Hardy Jimbaz does it with a 'Smile'
Hardy Jimbaz (centre) with keyboardist Sidney Mills (left) and saxophonist Jerry Robinson.

Like many Nigerian music fans who came of age in the 1980s, Hardy Jimbaz was weaned on Afrobeat, the jazzy, percussive sound created by his innovative countryman Fela Kuti. But he was also drawn to music made by another genius: Bob Marley.

Reggae and Afrobeats (a derivative of Afrobeat) are the focus of Tuffgig Music Empire, Jimbaz's company which has offices in New York City and Lagos, his hometown. Its latest releases are the reggae songs, Different and Smile, by Nigerian singer Belliyah.

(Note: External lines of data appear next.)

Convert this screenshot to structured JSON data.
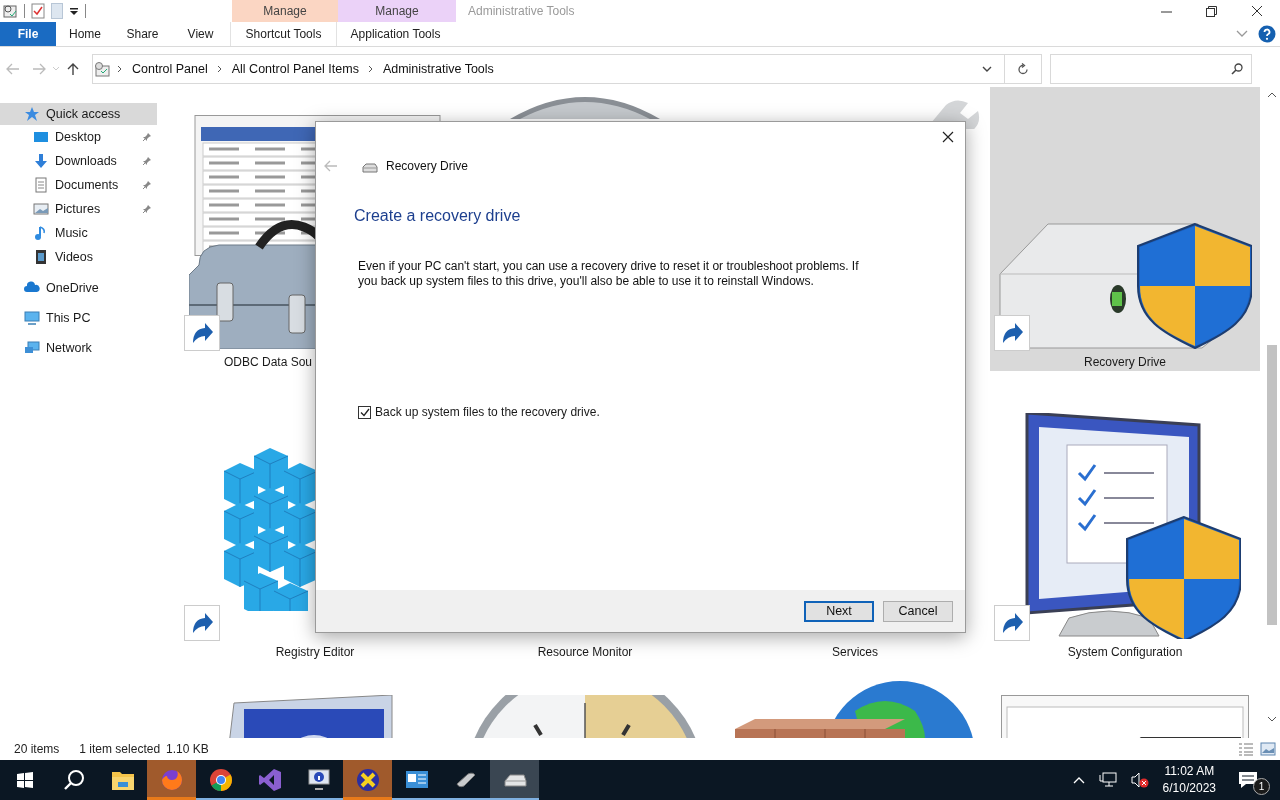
{
  "window": {
    "title": "Administrative Tools"
  },
  "ribbon": {
    "tabs": [
      {
        "label": "File",
        "kind": "file",
        "selected": false
      },
      {
        "label": "Home",
        "kind": "plain",
        "selected": false
      },
      {
        "label": "Share",
        "kind": "plain",
        "selected": false
      },
      {
        "label": "View",
        "kind": "plain",
        "selected": false
      }
    ],
    "context_groups": [
      {
        "header": "Manage",
        "tab": "Shortcut Tools",
        "color": "#fbd6c3",
        "selected": false
      },
      {
        "header": "Manage",
        "tab": "Application Tools",
        "color": "#ebd2f8",
        "selected": false
      }
    ]
  },
  "address_bar": {
    "segments": [
      "Control Panel",
      "All Control Panel Items",
      "Administrative Tools"
    ]
  },
  "sidebar": {
    "items": [
      {
        "label": "Quick access",
        "kind": "star",
        "selected": true,
        "children": [
          {
            "label": "Desktop",
            "kind": "desktop",
            "pinned": true,
            "selected": false
          },
          {
            "label": "Downloads",
            "kind": "download",
            "pinned": true,
            "selected": false
          },
          {
            "label": "Documents",
            "kind": "document",
            "pinned": true,
            "selected": false
          },
          {
            "label": "Pictures",
            "kind": "picture",
            "pinned": true,
            "selected": false
          },
          {
            "label": "Music",
            "kind": "music",
            "pinned": false,
            "selected": false
          },
          {
            "label": "Videos",
            "kind": "video",
            "pinned": false,
            "selected": false
          }
        ]
      },
      {
        "label": "OneDrive",
        "kind": "cloud",
        "selected": false
      },
      {
        "label": "This PC",
        "kind": "pc",
        "selected": false
      },
      {
        "label": "Network",
        "kind": "network",
        "selected": false
      }
    ]
  },
  "files": [
    {
      "label": "ODBC Data Sou",
      "kind": "odbc",
      "shortcut": true,
      "selected": false
    },
    {
      "kind": "disc",
      "shortcut": false,
      "selected": false
    },
    {
      "kind": "tool",
      "shortcut": false,
      "selected": false
    },
    {
      "label": "Recovery Drive",
      "kind": "drive",
      "shortcut": true,
      "selected": true
    },
    {
      "label": "Registry Editor",
      "kind": "cubes",
      "shortcut": true,
      "selected": false
    },
    {
      "label": "Resource Monitor",
      "shortcut": false,
      "selected": false
    },
    {
      "label": "Services",
      "shortcut": false,
      "selected": false
    },
    {
      "label": "System Configuration",
      "kind": "checklist",
      "shortcut": true,
      "selected": false
    },
    {
      "kind": "info",
      "shortcut": false,
      "selected": false
    },
    {
      "kind": "clock",
      "shortcut": false,
      "selected": false
    },
    {
      "kind": "globe",
      "shortcut": false,
      "selected": false
    },
    {
      "kind": "window",
      "shortcut": false,
      "selected": false
    }
  ],
  "status_bar": {
    "item_count": "20 items",
    "selection": "1 item selected",
    "size": "1.10 KB"
  },
  "dialog": {
    "title": "Recovery Drive",
    "heading": "Create a recovery drive",
    "description": "Even if your PC can't start, you can use a recovery drive to reset it or troubleshoot problems. If you back up system files to this drive, you'll also be able to use it to reinstall Windows.",
    "checkbox": {
      "label": "Back up system files to the recovery drive.",
      "checked": true
    },
    "buttons": [
      {
        "label": "Next",
        "default": true
      },
      {
        "label": "Cancel",
        "default": false
      }
    ]
  },
  "taskbar": {
    "apps": [
      {
        "kind": "explorer",
        "running": false,
        "flashing": false,
        "active": false
      },
      {
        "kind": "firefox",
        "running": true,
        "flashing": true,
        "active": false
      },
      {
        "kind": "chrome",
        "running": true,
        "flashing": false,
        "active": false
      },
      {
        "kind": "studio",
        "running": true,
        "flashing": false,
        "active": false
      },
      {
        "kind": "info",
        "running": true,
        "flashing": false,
        "active": false
      },
      {
        "kind": "xapp",
        "running": true,
        "flashing": true,
        "active": false
      },
      {
        "kind": "panel",
        "running": true,
        "flashing": false,
        "active": false
      },
      {
        "kind": "mouse",
        "running": true,
        "flashing": false,
        "active": false
      },
      {
        "kind": "drive",
        "running": true,
        "flashing": false,
        "active": true
      }
    ],
    "time": "11:02 AM",
    "date": "6/10/2023",
    "notification_count": "1"
  }
}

Jimbaz told the Jamaica Observer that while Marley inspired his love for Jamaican culture, it was during regular trips to London in the 1980s to purchase dub plates and the latest reggae/dancehall hits that he became more than a fan.

"I used to travel from Nigeria to London and would bring back dub plates and some current reggae songs, which I would give to reggae disc jockeys in radio stations and clubs. And at the same time, at that tender age, I most times would come in as a guest DJ on the reggae programme hosted by Mabelous Macaulay Apolloma Junior in Port Harcourt, Nigeria," Jimbaz explained.

He and two friends eventually formed The Messengers, a reggae group that recorded an album, titled Rise Africa. The musicians on that set were Jastix, official band for Majek Fashek, Nigeria's best known reggae artiste.

The group folded after members moved to the United States, France, and Cape Verde. Settling in New York City, Jimbaz befriended several Jamaicans including a bass guitarist called One Drop who he met while interning as an engineer at the fabled Apollo Theatre in Harlem.

"We recorded an album, titled The Stone That The Builder Refuse which featured [deejay] Angie Angel. The album was recorded in Apollo Theater studios and co-produced by One Drop and Ollie Cotton Jr," said Jimbaz. "It was mixed and mastered in Jamaica by Doctor Mashall and additional work by Stephen Stanley. We signed a distribution deal with the label, 717 Mashall, to release the single that we collaborated on with Angie Angel in Jamaica," he explained.

Jimbaz, who holds a degree in recording engineering and production from the Institute of Audio Research New York, started Tuffgig Music Empire in 2004. It has released songs, as well as helped nurture the careers of African artistes adept at indigenous music and reggae.

"I must say that I'm pretty excited, though in this case, I'm aligning and directing it towards my artistes. And being that they are versatile and have love for reggae music, it was just so easy to flow, because for me personally, before I became a music producer, down to having a label, I was a reggae artiste," said Jimbaz.

Howard Campbell

Now you can read the Jamaica Observer ePaper anytime, anywhere. The Jamaica Observer ePaper is available to you at home or at work, and is the same edition as the printed copy available at https://bit.ly/epaper-login


  1. We welcome reader comments on the top stories of the day. Some comments may be republished on the website or in the newspaper; email addresses will not be published.
  2. Please understand that comments are moderated and it is not always possible to publish all that have been submitted. We will, however, try to publish comments that are representative of all received.
  3. We ask that comments are civil and free of libellous or hateful material. Also please stick to the topic under discussion.
  4. Please do not write in block capitals since this makes your comment hard to read.
  5. Please don't use the comments to advertise. However, our advertising department can be more than accommodating if emailed: advertising@jamaicaobserver.com.
  6. If readers wish to report offensive comments, suggest a correction or share a story then please email: community@jamaicaobserver.com.
  7. Lastly, read our Terms and Conditions and Privacy Policy